* What is needed *
Output every entry below word for word, minus the images.

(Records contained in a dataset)
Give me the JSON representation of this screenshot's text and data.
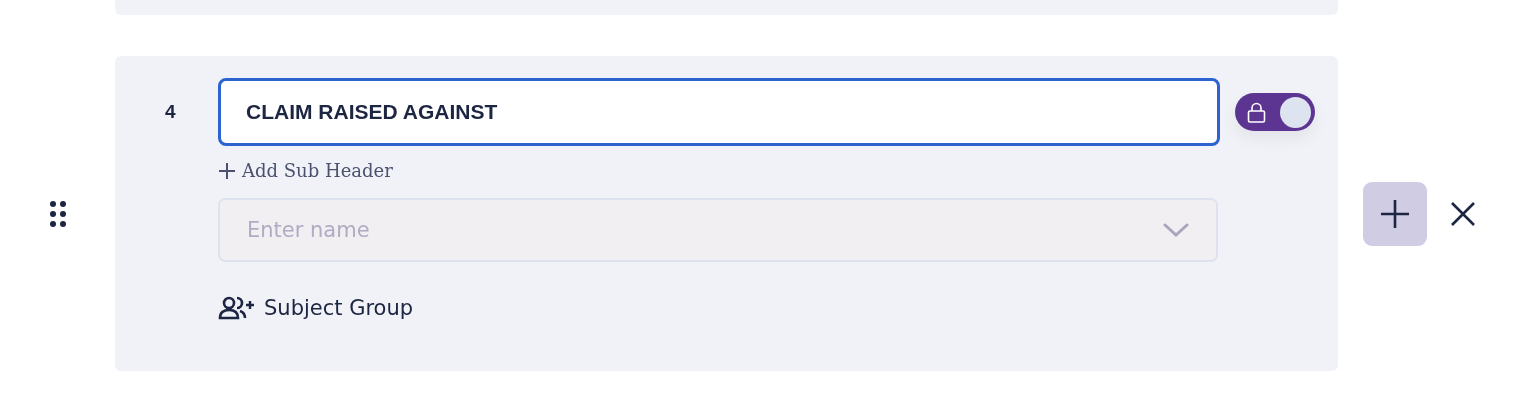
{
  "header_row": {
    "number": "4",
    "title": "CLAIM RAISED AGAINST",
    "focused": true,
    "lock_toggle": {
      "on": true
    },
    "add_sub_header": "Add Sub Header",
    "name_select": {
      "placeholder": "Enter name"
    },
    "subject_group": "Subject Group"
  }
}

* Solution *
Give me the JSON representation of this screenshot's text and data.
{
  "header_row": {
    "number": "4",
    "title": "CLAIM RAISED AGAINST",
    "focused": true,
    "lock_toggle": {
      "on": true
    },
    "add_sub_header": "Add Sub Header",
    "name_select": {
      "placeholder": "Enter name"
    },
    "subject_group": "Subject Group"
  }
}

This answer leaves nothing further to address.